----- Provided material -----
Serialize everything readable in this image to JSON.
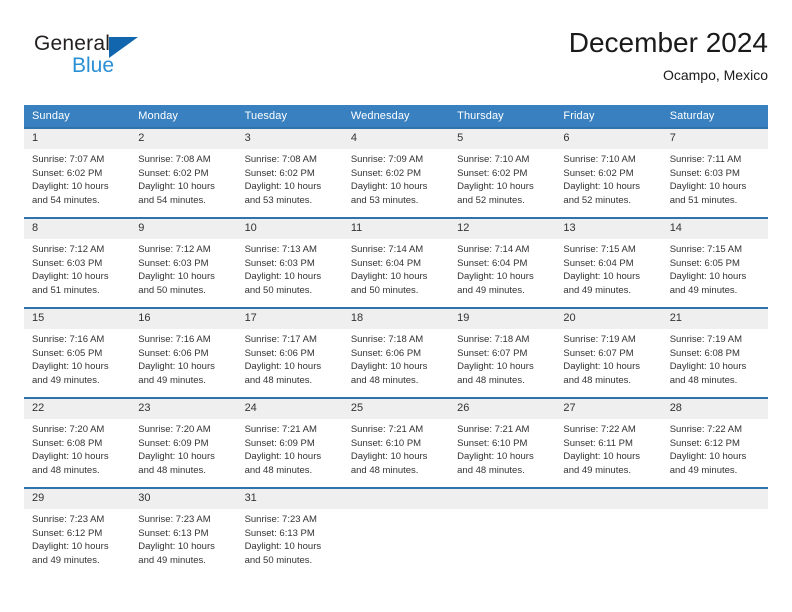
{
  "brand": {
    "name_top": "General",
    "name_bottom": "Blue",
    "triangle_color": "#1266ad",
    "blue_text_color": "#2a8fd4"
  },
  "header": {
    "title": "December 2024",
    "subtitle": "Ocampo, Mexico"
  },
  "theme": {
    "header_row_bg": "#3880c0",
    "cell_top_border": "#2f72ac",
    "daynum_bg": "#efefef",
    "text": "#333333"
  },
  "weekdays": [
    "Sunday",
    "Monday",
    "Tuesday",
    "Wednesday",
    "Thursday",
    "Friday",
    "Saturday"
  ],
  "weeks": [
    [
      {
        "day": "1",
        "sunrise": "Sunrise: 7:07 AM",
        "sunset": "Sunset: 6:02 PM",
        "daylight_1": "Daylight: 10 hours",
        "daylight_2": "and 54 minutes."
      },
      {
        "day": "2",
        "sunrise": "Sunrise: 7:08 AM",
        "sunset": "Sunset: 6:02 PM",
        "daylight_1": "Daylight: 10 hours",
        "daylight_2": "and 54 minutes."
      },
      {
        "day": "3",
        "sunrise": "Sunrise: 7:08 AM",
        "sunset": "Sunset: 6:02 PM",
        "daylight_1": "Daylight: 10 hours",
        "daylight_2": "and 53 minutes."
      },
      {
        "day": "4",
        "sunrise": "Sunrise: 7:09 AM",
        "sunset": "Sunset: 6:02 PM",
        "daylight_1": "Daylight: 10 hours",
        "daylight_2": "and 53 minutes."
      },
      {
        "day": "5",
        "sunrise": "Sunrise: 7:10 AM",
        "sunset": "Sunset: 6:02 PM",
        "daylight_1": "Daylight: 10 hours",
        "daylight_2": "and 52 minutes."
      },
      {
        "day": "6",
        "sunrise": "Sunrise: 7:10 AM",
        "sunset": "Sunset: 6:02 PM",
        "daylight_1": "Daylight: 10 hours",
        "daylight_2": "and 52 minutes."
      },
      {
        "day": "7",
        "sunrise": "Sunrise: 7:11 AM",
        "sunset": "Sunset: 6:03 PM",
        "daylight_1": "Daylight: 10 hours",
        "daylight_2": "and 51 minutes."
      }
    ],
    [
      {
        "day": "8",
        "sunrise": "Sunrise: 7:12 AM",
        "sunset": "Sunset: 6:03 PM",
        "daylight_1": "Daylight: 10 hours",
        "daylight_2": "and 51 minutes."
      },
      {
        "day": "9",
        "sunrise": "Sunrise: 7:12 AM",
        "sunset": "Sunset: 6:03 PM",
        "daylight_1": "Daylight: 10 hours",
        "daylight_2": "and 50 minutes."
      },
      {
        "day": "10",
        "sunrise": "Sunrise: 7:13 AM",
        "sunset": "Sunset: 6:03 PM",
        "daylight_1": "Daylight: 10 hours",
        "daylight_2": "and 50 minutes."
      },
      {
        "day": "11",
        "sunrise": "Sunrise: 7:14 AM",
        "sunset": "Sunset: 6:04 PM",
        "daylight_1": "Daylight: 10 hours",
        "daylight_2": "and 50 minutes."
      },
      {
        "day": "12",
        "sunrise": "Sunrise: 7:14 AM",
        "sunset": "Sunset: 6:04 PM",
        "daylight_1": "Daylight: 10 hours",
        "daylight_2": "and 49 minutes."
      },
      {
        "day": "13",
        "sunrise": "Sunrise: 7:15 AM",
        "sunset": "Sunset: 6:04 PM",
        "daylight_1": "Daylight: 10 hours",
        "daylight_2": "and 49 minutes."
      },
      {
        "day": "14",
        "sunrise": "Sunrise: 7:15 AM",
        "sunset": "Sunset: 6:05 PM",
        "daylight_1": "Daylight: 10 hours",
        "daylight_2": "and 49 minutes."
      }
    ],
    [
      {
        "day": "15",
        "sunrise": "Sunrise: 7:16 AM",
        "sunset": "Sunset: 6:05 PM",
        "daylight_1": "Daylight: 10 hours",
        "daylight_2": "and 49 minutes."
      },
      {
        "day": "16",
        "sunrise": "Sunrise: 7:16 AM",
        "sunset": "Sunset: 6:06 PM",
        "daylight_1": "Daylight: 10 hours",
        "daylight_2": "and 49 minutes."
      },
      {
        "day": "17",
        "sunrise": "Sunrise: 7:17 AM",
        "sunset": "Sunset: 6:06 PM",
        "daylight_1": "Daylight: 10 hours",
        "daylight_2": "and 48 minutes."
      },
      {
        "day": "18",
        "sunrise": "Sunrise: 7:18 AM",
        "sunset": "Sunset: 6:06 PM",
        "daylight_1": "Daylight: 10 hours",
        "daylight_2": "and 48 minutes."
      },
      {
        "day": "19",
        "sunrise": "Sunrise: 7:18 AM",
        "sunset": "Sunset: 6:07 PM",
        "daylight_1": "Daylight: 10 hours",
        "daylight_2": "and 48 minutes."
      },
      {
        "day": "20",
        "sunrise": "Sunrise: 7:19 AM",
        "sunset": "Sunset: 6:07 PM",
        "daylight_1": "Daylight: 10 hours",
        "daylight_2": "and 48 minutes."
      },
      {
        "day": "21",
        "sunrise": "Sunrise: 7:19 AM",
        "sunset": "Sunset: 6:08 PM",
        "daylight_1": "Daylight: 10 hours",
        "daylight_2": "and 48 minutes."
      }
    ],
    [
      {
        "day": "22",
        "sunrise": "Sunrise: 7:20 AM",
        "sunset": "Sunset: 6:08 PM",
        "daylight_1": "Daylight: 10 hours",
        "daylight_2": "and 48 minutes."
      },
      {
        "day": "23",
        "sunrise": "Sunrise: 7:20 AM",
        "sunset": "Sunset: 6:09 PM",
        "daylight_1": "Daylight: 10 hours",
        "daylight_2": "and 48 minutes."
      },
      {
        "day": "24",
        "sunrise": "Sunrise: 7:21 AM",
        "sunset": "Sunset: 6:09 PM",
        "daylight_1": "Daylight: 10 hours",
        "daylight_2": "and 48 minutes."
      },
      {
        "day": "25",
        "sunrise": "Sunrise: 7:21 AM",
        "sunset": "Sunset: 6:10 PM",
        "daylight_1": "Daylight: 10 hours",
        "daylight_2": "and 48 minutes."
      },
      {
        "day": "26",
        "sunrise": "Sunrise: 7:21 AM",
        "sunset": "Sunset: 6:10 PM",
        "daylight_1": "Daylight: 10 hours",
        "daylight_2": "and 48 minutes."
      },
      {
        "day": "27",
        "sunrise": "Sunrise: 7:22 AM",
        "sunset": "Sunset: 6:11 PM",
        "daylight_1": "Daylight: 10 hours",
        "daylight_2": "and 49 minutes."
      },
      {
        "day": "28",
        "sunrise": "Sunrise: 7:22 AM",
        "sunset": "Sunset: 6:12 PM",
        "daylight_1": "Daylight: 10 hours",
        "daylight_2": "and 49 minutes."
      }
    ],
    [
      {
        "day": "29",
        "sunrise": "Sunrise: 7:23 AM",
        "sunset": "Sunset: 6:12 PM",
        "daylight_1": "Daylight: 10 hours",
        "daylight_2": "and 49 minutes."
      },
      {
        "day": "30",
        "sunrise": "Sunrise: 7:23 AM",
        "sunset": "Sunset: 6:13 PM",
        "daylight_1": "Daylight: 10 hours",
        "daylight_2": "and 49 minutes."
      },
      {
        "day": "31",
        "sunrise": "Sunrise: 7:23 AM",
        "sunset": "Sunset: 6:13 PM",
        "daylight_1": "Daylight: 10 hours",
        "daylight_2": "and 50 minutes."
      },
      {
        "day": "",
        "sunrise": "",
        "sunset": "",
        "daylight_1": "",
        "daylight_2": ""
      },
      {
        "day": "",
        "sunrise": "",
        "sunset": "",
        "daylight_1": "",
        "daylight_2": ""
      },
      {
        "day": "",
        "sunrise": "",
        "sunset": "",
        "daylight_1": "",
        "daylight_2": ""
      },
      {
        "day": "",
        "sunrise": "",
        "sunset": "",
        "daylight_1": "",
        "daylight_2": ""
      }
    ]
  ]
}
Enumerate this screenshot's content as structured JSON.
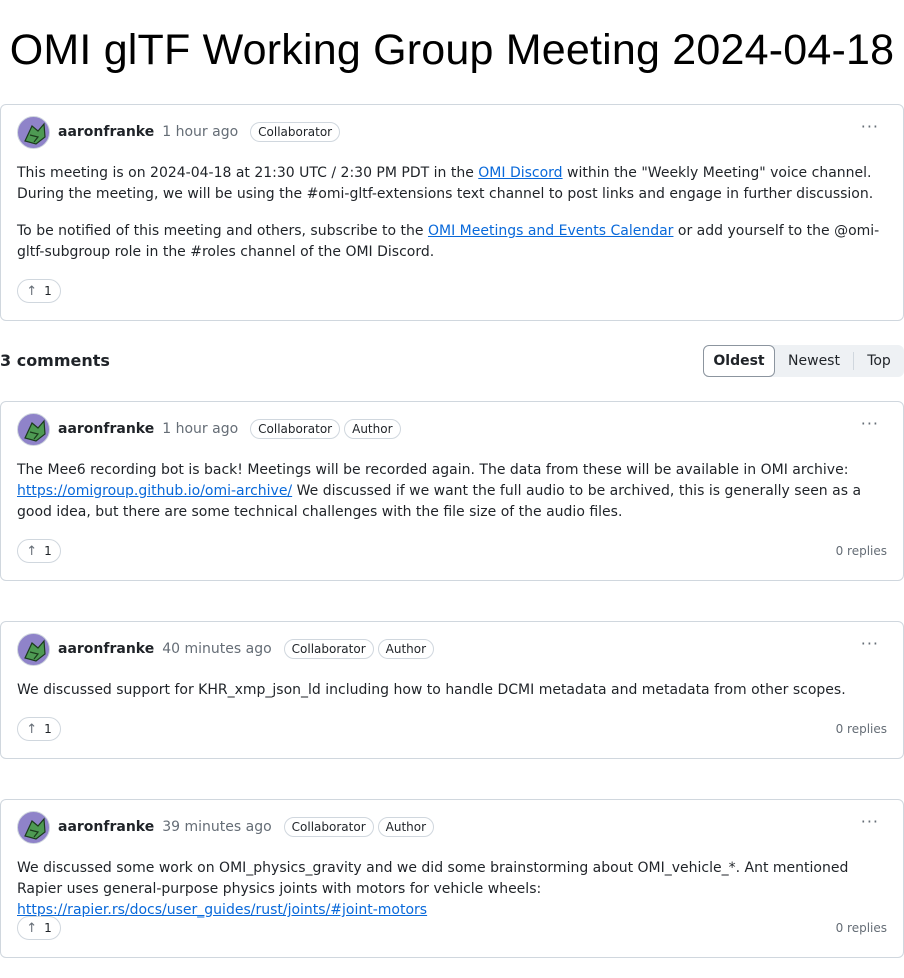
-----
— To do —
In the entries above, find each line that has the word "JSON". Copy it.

— Response below —
Serialize everything readable in this image to JSON.
Enumerate this screenshot's content as structured JSON.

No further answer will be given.